Count how many lines in the entries below hold "this". Only the number belongs in the answer.

[Website and app data records]

>>>>

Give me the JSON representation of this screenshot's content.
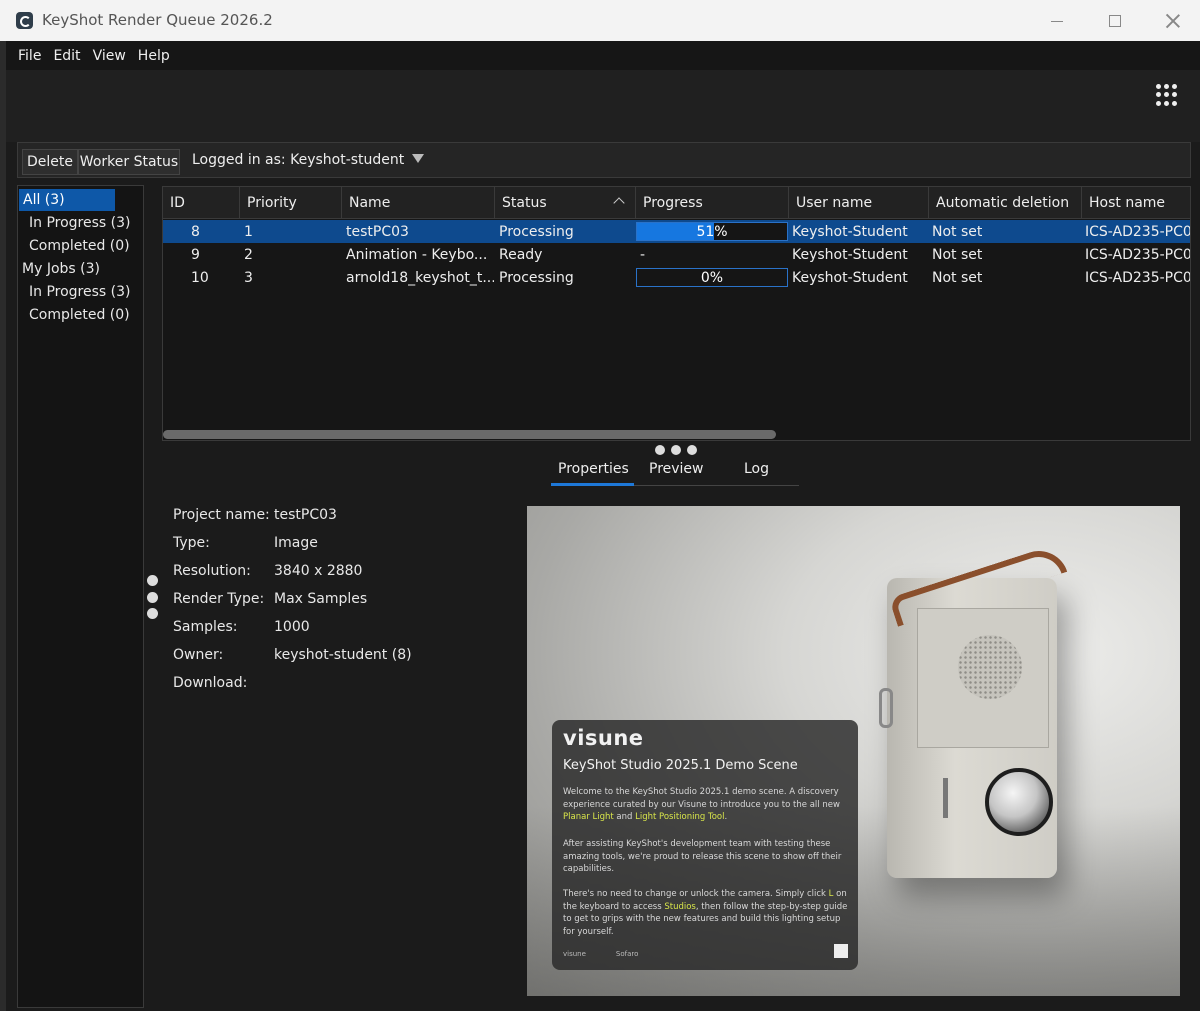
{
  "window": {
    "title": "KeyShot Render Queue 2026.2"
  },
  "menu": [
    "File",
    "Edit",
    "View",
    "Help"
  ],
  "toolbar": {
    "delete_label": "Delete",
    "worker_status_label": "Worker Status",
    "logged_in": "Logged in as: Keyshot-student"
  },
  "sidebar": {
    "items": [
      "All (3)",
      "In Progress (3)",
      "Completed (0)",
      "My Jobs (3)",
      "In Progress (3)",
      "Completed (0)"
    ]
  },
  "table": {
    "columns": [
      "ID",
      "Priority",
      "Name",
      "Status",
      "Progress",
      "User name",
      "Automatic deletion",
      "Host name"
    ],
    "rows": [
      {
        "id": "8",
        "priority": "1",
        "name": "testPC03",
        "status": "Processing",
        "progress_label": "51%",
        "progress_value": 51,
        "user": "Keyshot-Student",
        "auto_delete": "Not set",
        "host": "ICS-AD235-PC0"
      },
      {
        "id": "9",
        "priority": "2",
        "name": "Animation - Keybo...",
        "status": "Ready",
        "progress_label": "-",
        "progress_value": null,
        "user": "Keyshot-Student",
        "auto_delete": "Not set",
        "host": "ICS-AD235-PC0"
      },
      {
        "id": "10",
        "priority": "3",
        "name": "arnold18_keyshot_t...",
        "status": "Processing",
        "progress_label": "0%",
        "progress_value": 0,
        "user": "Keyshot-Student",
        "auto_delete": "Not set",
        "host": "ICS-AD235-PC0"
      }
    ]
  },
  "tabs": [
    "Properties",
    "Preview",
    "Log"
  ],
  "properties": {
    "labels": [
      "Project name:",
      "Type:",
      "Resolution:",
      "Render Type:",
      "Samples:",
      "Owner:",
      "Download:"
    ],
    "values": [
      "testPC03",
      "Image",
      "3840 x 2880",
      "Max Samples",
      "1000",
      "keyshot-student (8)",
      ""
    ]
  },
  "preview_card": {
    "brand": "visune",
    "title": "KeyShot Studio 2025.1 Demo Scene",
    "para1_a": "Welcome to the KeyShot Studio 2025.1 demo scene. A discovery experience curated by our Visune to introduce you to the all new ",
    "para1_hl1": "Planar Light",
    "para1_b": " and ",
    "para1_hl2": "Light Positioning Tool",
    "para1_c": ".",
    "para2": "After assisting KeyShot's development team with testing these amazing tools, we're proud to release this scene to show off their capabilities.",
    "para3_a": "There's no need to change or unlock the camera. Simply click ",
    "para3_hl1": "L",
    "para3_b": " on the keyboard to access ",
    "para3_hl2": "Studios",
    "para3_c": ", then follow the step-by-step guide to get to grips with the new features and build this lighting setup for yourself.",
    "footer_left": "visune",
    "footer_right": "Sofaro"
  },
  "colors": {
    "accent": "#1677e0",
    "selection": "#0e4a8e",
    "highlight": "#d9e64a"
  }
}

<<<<
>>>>

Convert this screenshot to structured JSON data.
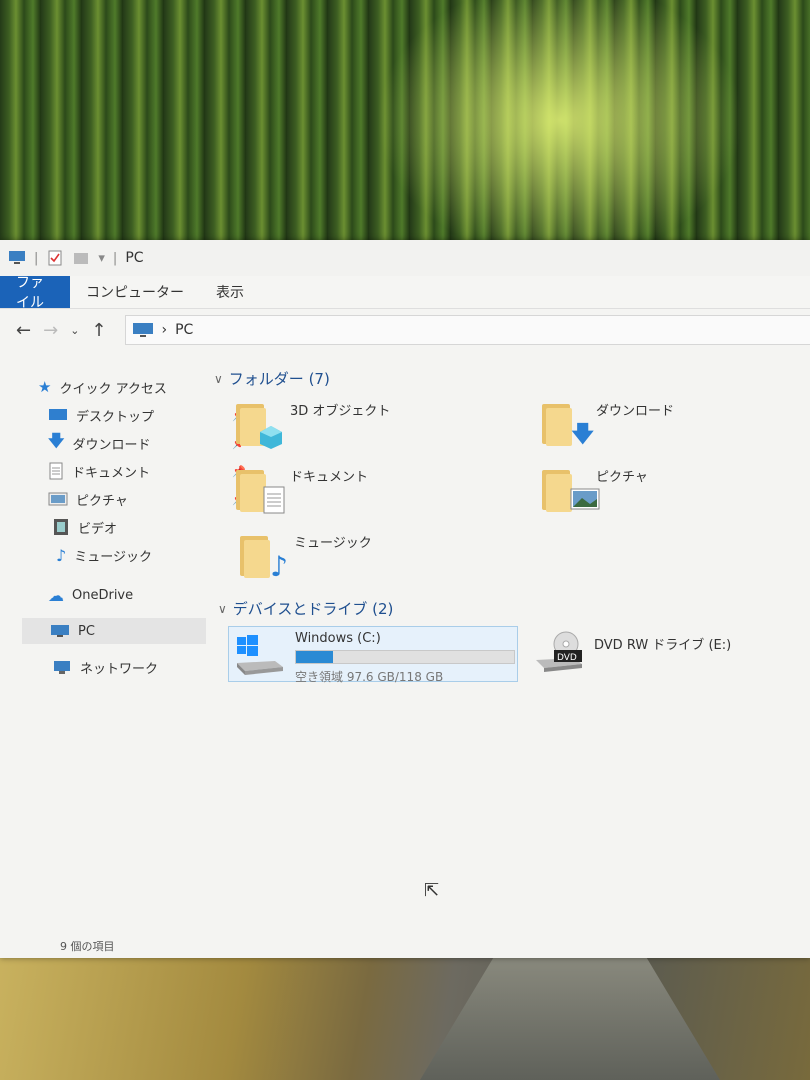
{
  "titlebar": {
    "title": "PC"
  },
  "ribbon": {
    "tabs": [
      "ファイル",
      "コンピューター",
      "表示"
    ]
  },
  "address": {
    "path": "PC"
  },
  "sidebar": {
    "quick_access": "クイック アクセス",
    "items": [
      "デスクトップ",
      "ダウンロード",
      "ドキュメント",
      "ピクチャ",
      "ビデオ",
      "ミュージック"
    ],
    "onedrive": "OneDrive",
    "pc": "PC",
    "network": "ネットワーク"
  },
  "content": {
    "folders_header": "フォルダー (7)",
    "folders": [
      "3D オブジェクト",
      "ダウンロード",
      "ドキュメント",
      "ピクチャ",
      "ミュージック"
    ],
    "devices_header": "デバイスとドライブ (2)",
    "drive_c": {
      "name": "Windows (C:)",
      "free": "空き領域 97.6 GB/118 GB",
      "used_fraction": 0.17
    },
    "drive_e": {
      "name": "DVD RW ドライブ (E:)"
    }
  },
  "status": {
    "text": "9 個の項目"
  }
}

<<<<

• Answer space: 4